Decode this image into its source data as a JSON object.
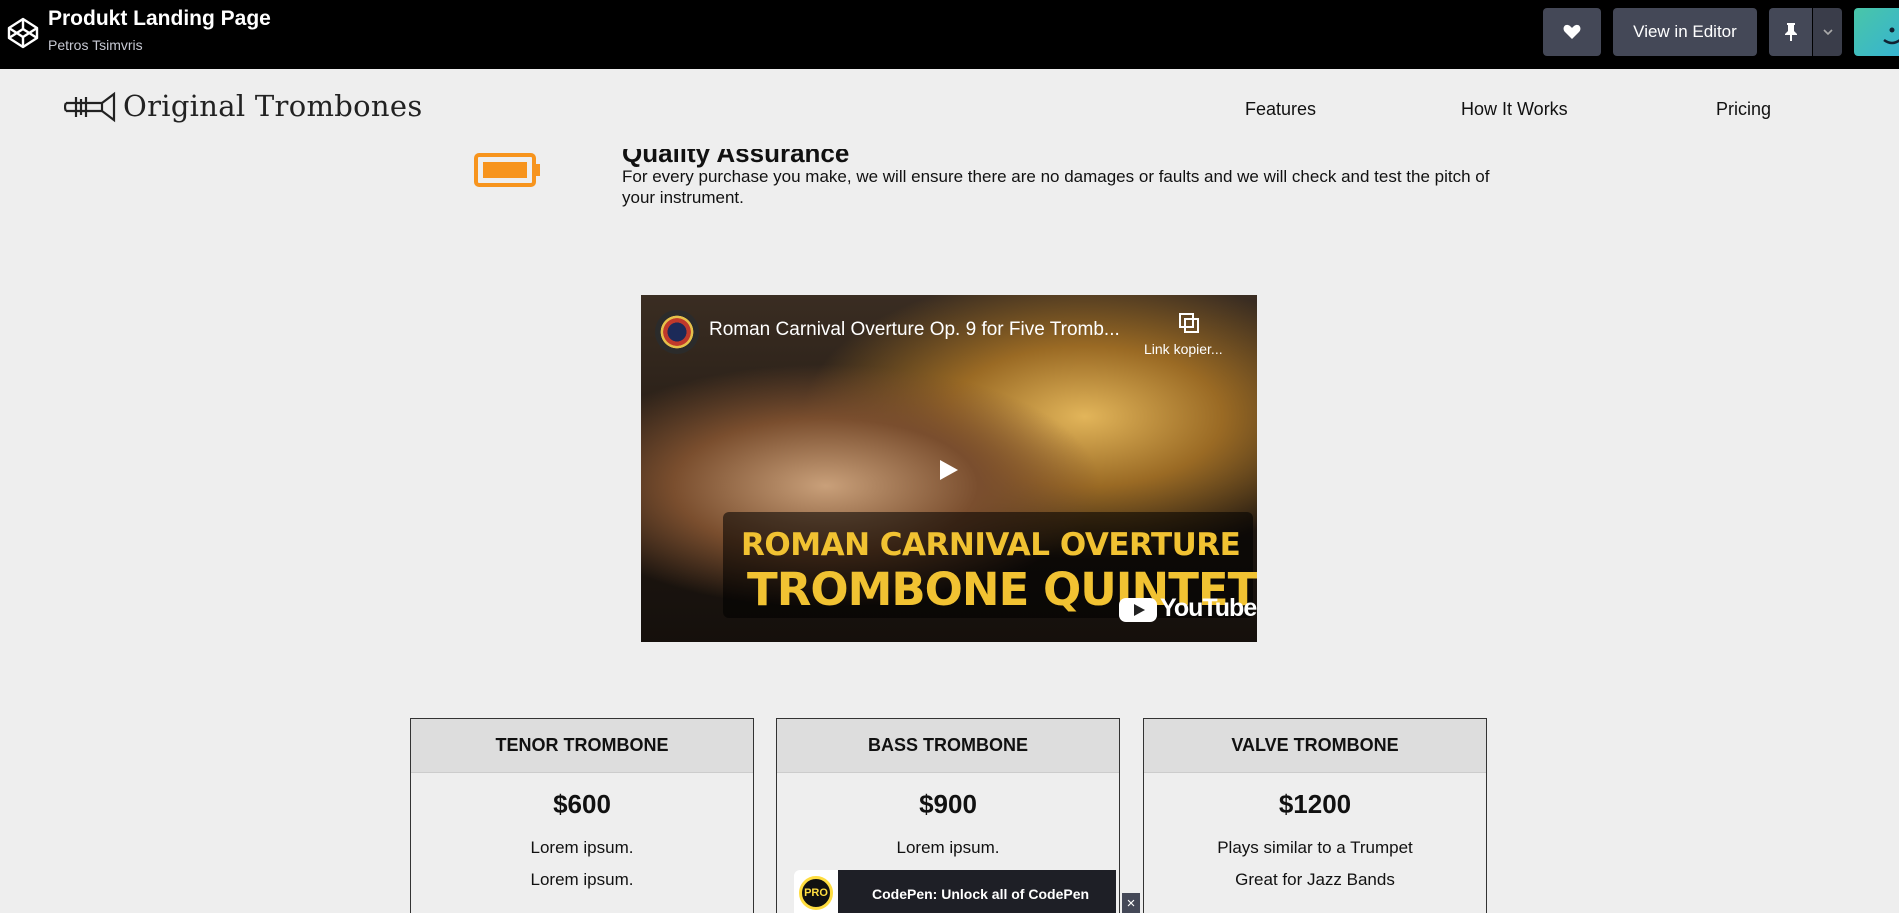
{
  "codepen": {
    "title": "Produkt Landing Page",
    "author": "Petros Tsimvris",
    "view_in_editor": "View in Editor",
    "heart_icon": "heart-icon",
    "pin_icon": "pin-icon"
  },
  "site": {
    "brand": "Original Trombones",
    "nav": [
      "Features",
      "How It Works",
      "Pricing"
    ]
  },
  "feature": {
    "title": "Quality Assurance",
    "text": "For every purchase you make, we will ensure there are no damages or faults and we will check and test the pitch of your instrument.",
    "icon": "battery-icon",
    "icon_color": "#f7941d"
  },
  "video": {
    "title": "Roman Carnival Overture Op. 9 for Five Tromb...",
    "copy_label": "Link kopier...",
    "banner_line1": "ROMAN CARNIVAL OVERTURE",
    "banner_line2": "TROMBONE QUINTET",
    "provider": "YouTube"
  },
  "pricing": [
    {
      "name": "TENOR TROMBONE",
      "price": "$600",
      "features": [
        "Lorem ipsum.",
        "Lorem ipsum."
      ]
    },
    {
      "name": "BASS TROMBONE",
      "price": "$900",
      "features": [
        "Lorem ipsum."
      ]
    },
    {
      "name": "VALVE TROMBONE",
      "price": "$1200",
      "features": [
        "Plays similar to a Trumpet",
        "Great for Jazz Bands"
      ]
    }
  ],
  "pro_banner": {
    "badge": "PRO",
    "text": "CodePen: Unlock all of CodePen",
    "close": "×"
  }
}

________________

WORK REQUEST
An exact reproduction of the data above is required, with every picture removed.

REPLY
Decode this image into its source data as a JSON object.
{
  "codepen": {
    "title": "Produkt Landing Page",
    "author": "Petros Tsimvris",
    "view_in_editor": "View in Editor",
    "heart_icon": "heart-icon",
    "pin_icon": "pin-icon"
  },
  "site": {
    "brand": "Original Trombones",
    "nav": [
      "Features",
      "How It Works",
      "Pricing"
    ]
  },
  "feature": {
    "title": "Quality Assurance",
    "text": "For every purchase you make, we will ensure there are no damages or faults and we will check and test the pitch of your instrument.",
    "icon": "battery-icon",
    "icon_color": "#f7941d"
  },
  "video": {
    "title": "Roman Carnival Overture Op. 9 for Five Tromb...",
    "copy_label": "Link kopier...",
    "banner_line1": "ROMAN CARNIVAL OVERTURE",
    "banner_line2": "TROMBONE QUINTET",
    "provider": "YouTube"
  },
  "pricing": [
    {
      "name": "TENOR TROMBONE",
      "price": "$600",
      "features": [
        "Lorem ipsum.",
        "Lorem ipsum."
      ]
    },
    {
      "name": "BASS TROMBONE",
      "price": "$900",
      "features": [
        "Lorem ipsum."
      ]
    },
    {
      "name": "VALVE TROMBONE",
      "price": "$1200",
      "features": [
        "Plays similar to a Trumpet",
        "Great for Jazz Bands"
      ]
    }
  ],
  "pro_banner": {
    "badge": "PRO",
    "text": "CodePen: Unlock all of CodePen",
    "close": "×"
  }
}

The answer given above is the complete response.